%%

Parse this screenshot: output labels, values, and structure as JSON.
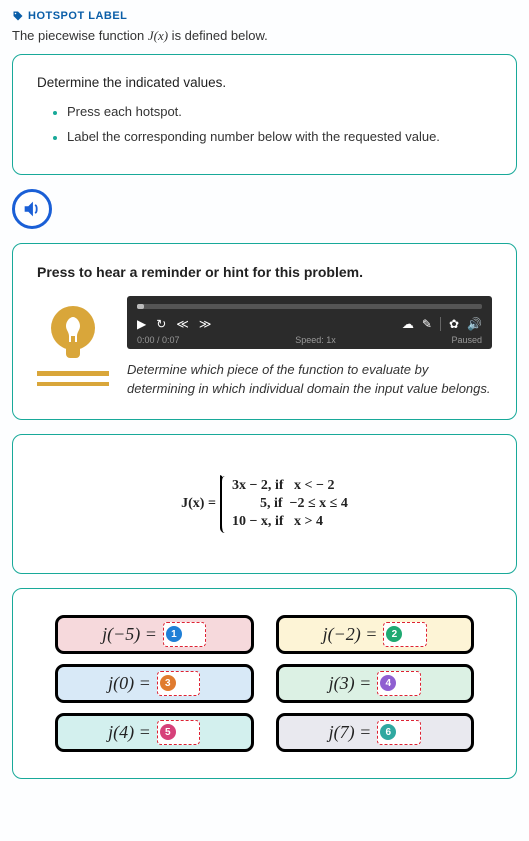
{
  "header": {
    "label": "HOTSPOT LABEL"
  },
  "intro": {
    "prefix": "The piecewise function ",
    "fn": "J(x)",
    "suffix": " is defined below."
  },
  "instructions": {
    "title": "Determine the indicated values.",
    "items": [
      "Press each hotspot.",
      "Label the corresponding number below with the requested value."
    ]
  },
  "hint": {
    "title": "Press to hear a reminder or hint for this problem.",
    "player": {
      "time": "0:00 / 0:07",
      "speed": "Speed: 1x",
      "status": "Paused"
    },
    "text": "Determine which piece of the function to evaluate by determining in which individual domain the input value belongs."
  },
  "piecewise": {
    "lhs": "J(x) =",
    "row1_expr": "3x − 2,",
    "row1_cond": "if   x < − 2",
    "row2_expr": "5,",
    "row2_cond": "if  −2 ≤ x ≤ 4",
    "row3_expr": "10 − x,",
    "row3_cond": "if   x > 4"
  },
  "answers": [
    {
      "label": "j(−5) =",
      "badge": "1"
    },
    {
      "label": "j(−2) =",
      "badge": "2"
    },
    {
      "label": "j(0) =",
      "badge": "3"
    },
    {
      "label": "j(3) =",
      "badge": "4"
    },
    {
      "label": "j(4) =",
      "badge": "5"
    },
    {
      "label": "j(7) =",
      "badge": "6"
    }
  ]
}
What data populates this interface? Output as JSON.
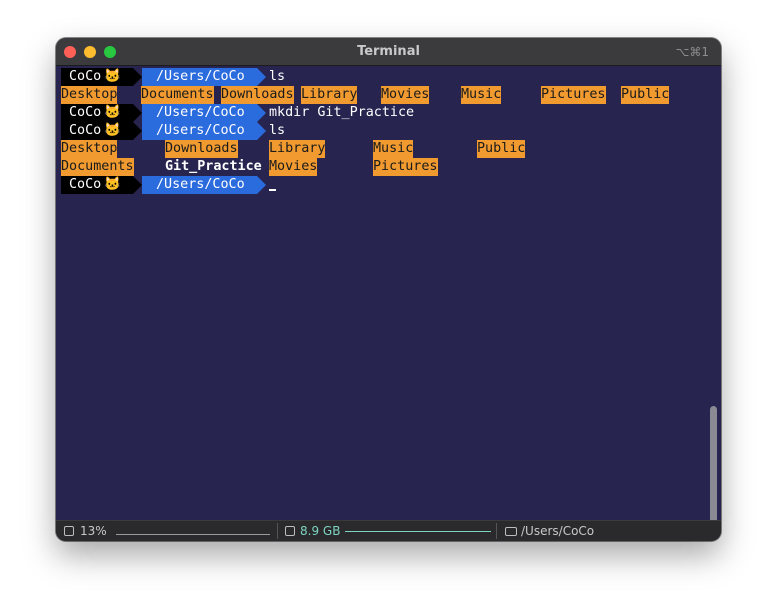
{
  "window": {
    "title": "Terminal",
    "shortcut": "⌥⌘1"
  },
  "prompt": {
    "user": "CoCo",
    "emoji": "🐱",
    "path": "/Users/CoCo"
  },
  "lines": [
    {
      "cmd": "ls"
    },
    {
      "dirs": [
        "Desktop",
        "Documents",
        "Downloads",
        "Library",
        "Movies",
        "Music",
        "Pictures",
        "Public"
      ]
    },
    {
      "cmd": "mkdir Git_Practice"
    },
    {
      "cmd": "ls"
    },
    {
      "dirs": [
        "Desktop",
        "Downloads",
        "Library",
        "Music",
        "Public"
      ]
    },
    {
      "dirs": [
        "Documents",
        "Git_Practice",
        "Movies",
        "Pictures"
      ]
    },
    {
      "cmd": ""
    }
  ],
  "status": {
    "cpu": "13%",
    "memory": "8.9 GB",
    "path": "/Users/CoCo"
  }
}
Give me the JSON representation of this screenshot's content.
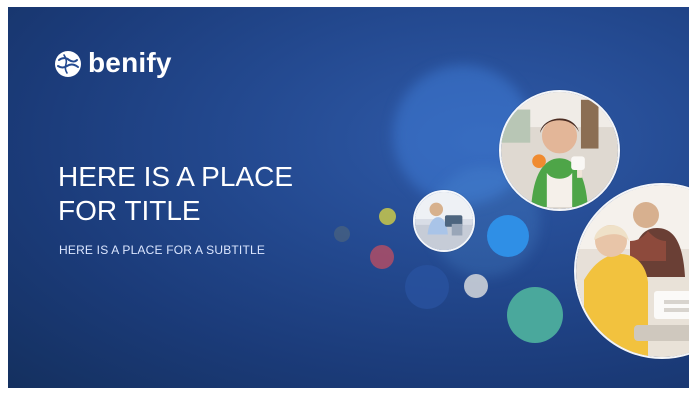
{
  "brand": {
    "name": "benify",
    "logo_icon": "globe-icon"
  },
  "slide": {
    "title_line_1": "HERE IS A PLACE",
    "title_line_2": "FOR TITLE",
    "subtitle": "HERE IS A PLACE FOR A SUBTITLE"
  },
  "colors": {
    "background": "#244a91",
    "accent_blue": "#2f8fe6",
    "accent_green": "#4aa89c",
    "accent_yellow": "#c9c84a",
    "accent_red": "#b84d63",
    "accent_gray": "#c8cdd6"
  },
  "images": {
    "portrait_small": "person-reading-icon",
    "portrait_top": "woman-smiling-icon",
    "portrait_large": "team-meeting-icon"
  }
}
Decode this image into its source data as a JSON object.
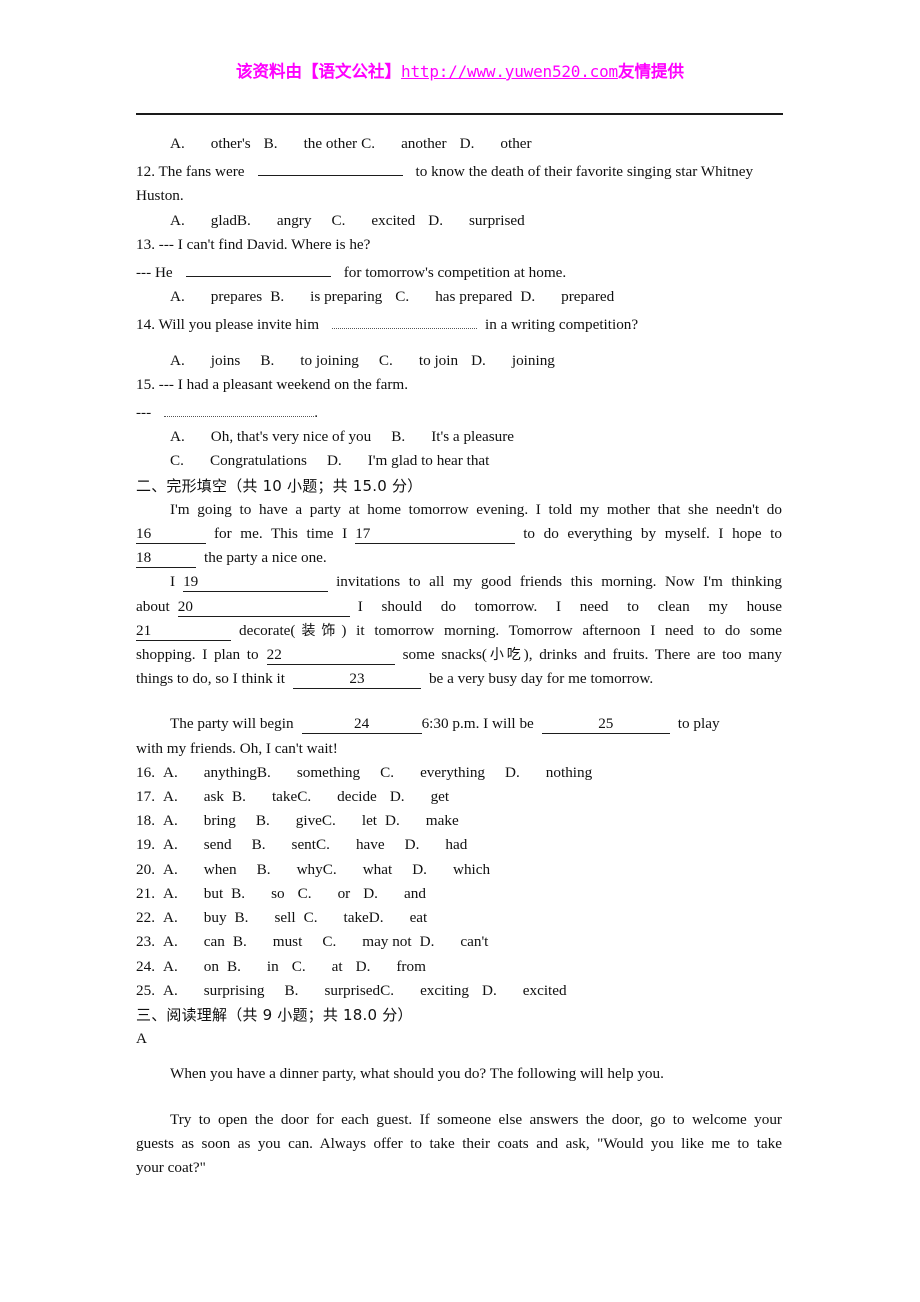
{
  "watermark": {
    "prefix": "该资料由【语文公社】",
    "url": "http://www.yuwen520.com",
    "suffix": "友情提供"
  },
  "q11_options": {
    "a_label": "A.",
    "a_text": "other's",
    "b_label": "B.",
    "b_text": "the other",
    "c_label": "C.",
    "c_text": "another",
    "d_label": "D.",
    "d_text": "other"
  },
  "q12": {
    "stem_pre": "12. The fans were",
    "stem_post": "to know the death of their favorite singing star Whitney",
    "stem_line2": "Huston.",
    "a_label": "A.",
    "a_text": "glad",
    "b_label": "B.",
    "b_text": "angry",
    "c_label": "C.",
    "c_text": "excited",
    "d_label": "D.",
    "d_text": "surprised"
  },
  "q13": {
    "stem_line1": "13. --- I can't find David. Where is he?",
    "stem_pre": "--- He",
    "stem_post": "for tomorrow's competition at home.",
    "a_label": "A.",
    "a_text": "prepares",
    "b_label": "B.",
    "b_text": "is preparing",
    "c_label": "C.",
    "c_text": "has prepared",
    "d_label": "D.",
    "d_text": "prepared"
  },
  "q14": {
    "stem_pre": "14. Will you please invite him",
    "stem_post": "in a writing competition?",
    "a_label": "A.",
    "a_text": "joins",
    "b_label": "B.",
    "b_text": "to joining",
    "c_label": "C.",
    "c_text": "to join",
    "d_label": "D.",
    "d_text": "joining"
  },
  "q15": {
    "stem_line1": "15. --- I had a pleasant weekend on the farm.",
    "stem_pre": "---",
    "stem_post": ".",
    "a_label": "A.",
    "a_text": "Oh, that's very nice of you",
    "b_label": "B.",
    "b_text": "It's a pleasure",
    "c_label": "C.",
    "c_text": "Congratulations",
    "d_label": "D.",
    "d_text": "I'm glad to hear that"
  },
  "section2": {
    "heading": "二、完形填空（共 10 小题；共 15.0 分）",
    "p1_a": "I'm going to have a party at home tomorrow evening. I told my mother that she needn't do",
    "blank16": "16",
    "p1_b": "for me. This time I",
    "blank17": "17",
    "p1_c": "to do everything by myself. I hope to",
    "blank18": "18",
    "p1_d": "the party a nice one.",
    "p2_a": "I",
    "blank19": "19",
    "p2_b": "invitations to all my good friends this morning. Now I'm thinking",
    "p2_c": "about",
    "blank20": "20",
    "p2_d": "I should do tomorrow. I need to clean my house",
    "blank21": "21",
    "p2_e": "decorate(",
    "p2_e_cn": "装饰",
    "p2_e2": ") it tomorrow morning. Tomorrow afternoon I need to do some",
    "p2_f": "shopping. I plan to",
    "blank22": "22",
    "p2_g": "some snacks(",
    "p2_g_cn": "小吃",
    "p2_g2": "), drinks and fruits. There are too many",
    "p2_h": "things to do, so I think it",
    "blank23": "23",
    "p2_i": "be a very busy day for me tomorrow.",
    "p3_a": "The party will begin",
    "blank24": "24",
    "p3_b": "6:30 p.m. I will be",
    "blank25": "25",
    "p3_c": "to play",
    "p3_d": "with my friends. Oh, I can't wait!"
  },
  "cloze_options": [
    {
      "num": "16.",
      "a_label": "A.",
      "a_text": "anything",
      "b_label": "B.",
      "b_text": "something",
      "c_label": "C.",
      "c_text": "everything",
      "d_label": "D.",
      "d_text": "nothing"
    },
    {
      "num": "17.",
      "a_label": "A.",
      "a_text": "ask",
      "b_label": "B.",
      "b_text": "take",
      "c_label": "C.",
      "c_text": "decide",
      "d_label": "D.",
      "d_text": "get"
    },
    {
      "num": "18.",
      "a_label": "A.",
      "a_text": "bring",
      "b_label": "B.",
      "b_text": "give",
      "c_label": "C.",
      "c_text": "let",
      "d_label": "D.",
      "d_text": "make"
    },
    {
      "num": "19.",
      "a_label": "A.",
      "a_text": "send",
      "b_label": "B.",
      "b_text": "sent",
      "c_label": "C.",
      "c_text": "have",
      "d_label": "D.",
      "d_text": "had"
    },
    {
      "num": "20.",
      "a_label": "A.",
      "a_text": "when",
      "b_label": "B.",
      "b_text": "why",
      "c_label": "C.",
      "c_text": "what",
      "d_label": "D.",
      "d_text": "which"
    },
    {
      "num": "21.",
      "a_label": "A.",
      "a_text": "but",
      "b_label": "B.",
      "b_text": "so",
      "c_label": "C.",
      "c_text": "or",
      "d_label": "D.",
      "d_text": "and"
    },
    {
      "num": "22.",
      "a_label": "A.",
      "a_text": "buy",
      "b_label": "B.",
      "b_text": "sell",
      "c_label": "C.",
      "c_text": "take",
      "d_label": "D.",
      "d_text": "eat"
    },
    {
      "num": "23.",
      "a_label": "A.",
      "a_text": "can",
      "b_label": "B.",
      "b_text": "must",
      "c_label": "C.",
      "c_text": "may not",
      "d_label": "D.",
      "d_text": "can't"
    },
    {
      "num": "24.",
      "a_label": "A.",
      "a_text": "on",
      "b_label": "B.",
      "b_text": "in",
      "c_label": "C.",
      "c_text": "at",
      "d_label": "D.",
      "d_text": "from"
    },
    {
      "num": "25.",
      "a_label": "A.",
      "a_text": "surprising",
      "b_label": "B.",
      "b_text": "surprised",
      "c_label": "C.",
      "c_text": "exciting",
      "d_label": "D.",
      "d_text": "excited"
    }
  ],
  "section3": {
    "heading": "三、阅读理解（共 9 小题；共 18.0 分）",
    "passage_label": "A",
    "p1": "When you have a dinner party, what should you do? The following will help you.",
    "p2_line1": "Try to open the door for each guest. If someone else answers the door, go to welcome your",
    "p2_line2": "guests as soon as you can. Always offer to take their coats and ask, \"Would you like me to take",
    "p2_line3": "your coat?\""
  }
}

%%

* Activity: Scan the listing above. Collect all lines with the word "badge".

* Solved exercise:
      "badge": "1"
      "badge": "2"
      "badge": "3"
      "badge": "4"
      "badge": "5"
      "badge": "6"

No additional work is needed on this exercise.